Recommending videos to self-motivated patients peaks interest for participating in their own recovery. Many videos are easy to follow and great for beginners.
Video instruction combined with private lessons can occur in the following ways:
A patient who learns qigong from a video needs feedback, so provide a few private sessions in your office and give them corrections.
A patient's interest gets peaked from video instruction and wants to learn more qigong, so teach them yourself or refer them to another video or practitioner in your area. You can find a list of teachers on the National Qigong Association Web site (www.nqa.org).

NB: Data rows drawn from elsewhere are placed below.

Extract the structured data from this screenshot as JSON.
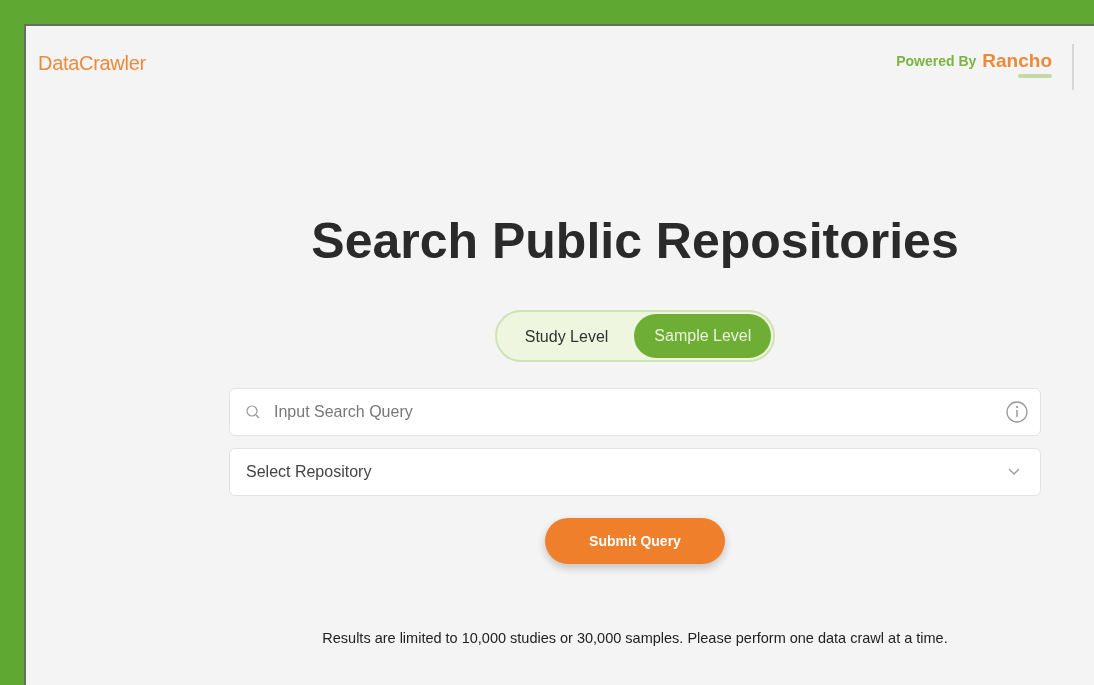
{
  "header": {
    "logo": "DataCrawler",
    "powered_by": "Powered By",
    "brand": "Rancho"
  },
  "title": "Search Public Repositories",
  "level_toggle": [
    {
      "label": "Study Level",
      "selected": false
    },
    {
      "label": "Sample Level",
      "selected": true
    }
  ],
  "search": {
    "placeholder": "Input Search Query"
  },
  "repository_select": {
    "placeholder": "Select Repository"
  },
  "submit_button": "Submit Query",
  "note": "Results are limited to 10,000 studies or 30,000 samples. Please perform one data crawl at a time."
}
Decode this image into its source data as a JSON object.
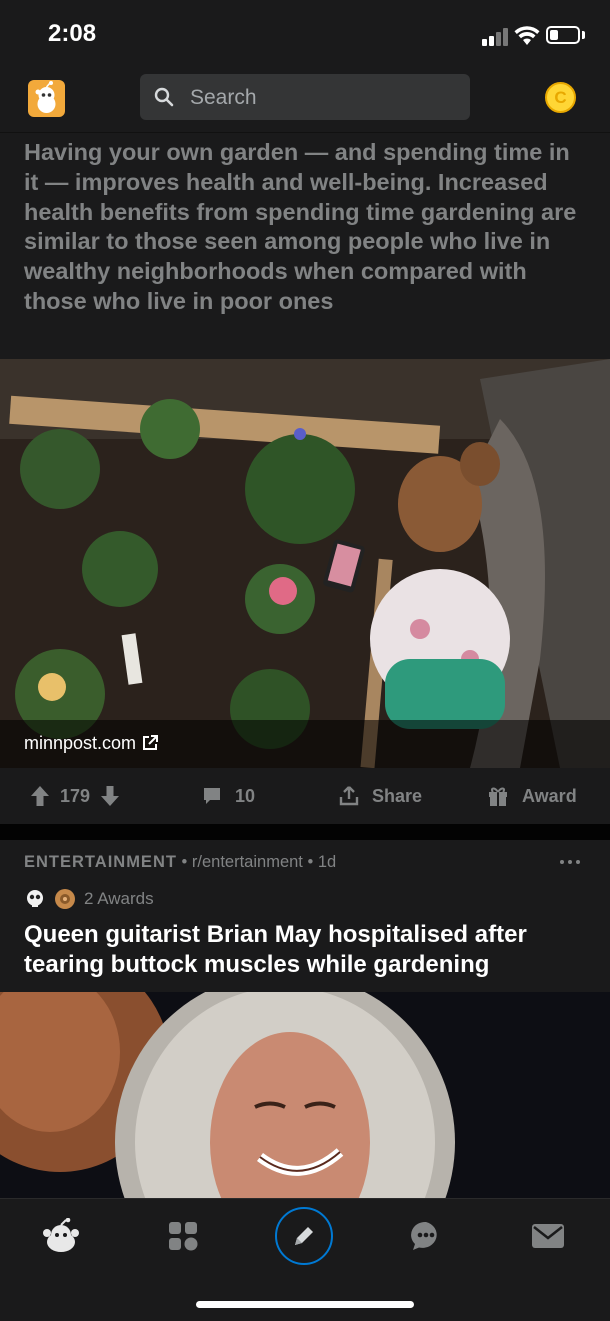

A patient takes a video home but doesn't watch it, so you teach them the movements first and have them use the video thereafter.
A patient is concerned that they will never be able to do the movements on their own if they learn from a video, so you teach them the movements first, which ensures they have memorized the movements. They can always refer to the video later.

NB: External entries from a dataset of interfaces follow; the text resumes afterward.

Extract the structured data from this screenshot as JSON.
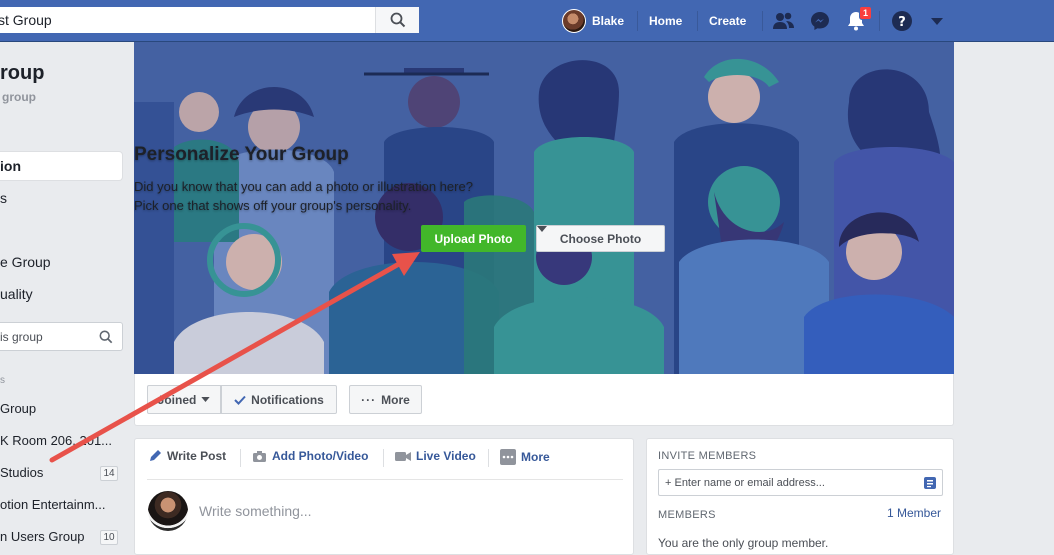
{
  "topbar": {
    "search_value": "st Group",
    "user_name": "Blake",
    "nav_home": "Home",
    "nav_create": "Create",
    "notification_count": "1"
  },
  "sidebar": {
    "group_title": "roup",
    "group_sub": "group",
    "items": [
      {
        "label": "ion"
      },
      {
        "label": "s"
      },
      {
        "label": "e Group"
      },
      {
        "label": "uality"
      }
    ],
    "search_placeholder": "is group",
    "section_header": "s",
    "groups": [
      {
        "label": "Group",
        "count": ""
      },
      {
        "label": "K Room 206, 201...",
        "count": ""
      },
      {
        "label": "Studios",
        "count": "14"
      },
      {
        "label": "otion Entertainm...",
        "count": ""
      },
      {
        "label": "n Users Group",
        "count": "10"
      }
    ]
  },
  "cover": {
    "heading": "Personalize Your Group",
    "line1": "Did you know that you can add a photo or illustration here?",
    "line2": "Pick one that shows off your group's personality.",
    "upload_label": "Upload Photo",
    "choose_label": "Choose Photo"
  },
  "actionbar": {
    "joined_label": "Joined",
    "notifications_label": "Notifications",
    "more_label": "More"
  },
  "composer": {
    "tabs": [
      "Write Post",
      "Add Photo/Video",
      "Live Video",
      "More"
    ],
    "placeholder": "Write something..."
  },
  "rightpanel": {
    "invite_header": "INVITE MEMBERS",
    "invite_placeholder": "+ Enter name or email address...",
    "members_header": "MEMBERS",
    "members_count": "1 Member",
    "members_text": "You are the only group member."
  },
  "colors": {
    "topbar": "#4267b2",
    "upload_green": "#42b72a",
    "annotation_arrow": "#e8524a"
  }
}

No matter which method is chosen, a teacher must instill the importance of regular and consistent practice. The student needs to figure out the best time to practice and how to bring qigong into the routine of their day. This needs to be accompanied by a dedication to practice, no matter how busy the student is.
It's not unusual for a qigong student to be found practicing at the airport while waiting to board a plane, standing in a line, or on a lunch break in front of fellow workers. Who knows? With the Jet Blue airline setting the trend with yoga practice cards in the seat pocket for passengers, maybe it's not so far-fetched to imagine a sitting qigong video being played on the passenger's monitor in the future. In the meantime, good luck in your quest to help yourself and others through the amazing healing power of Chinese medicine.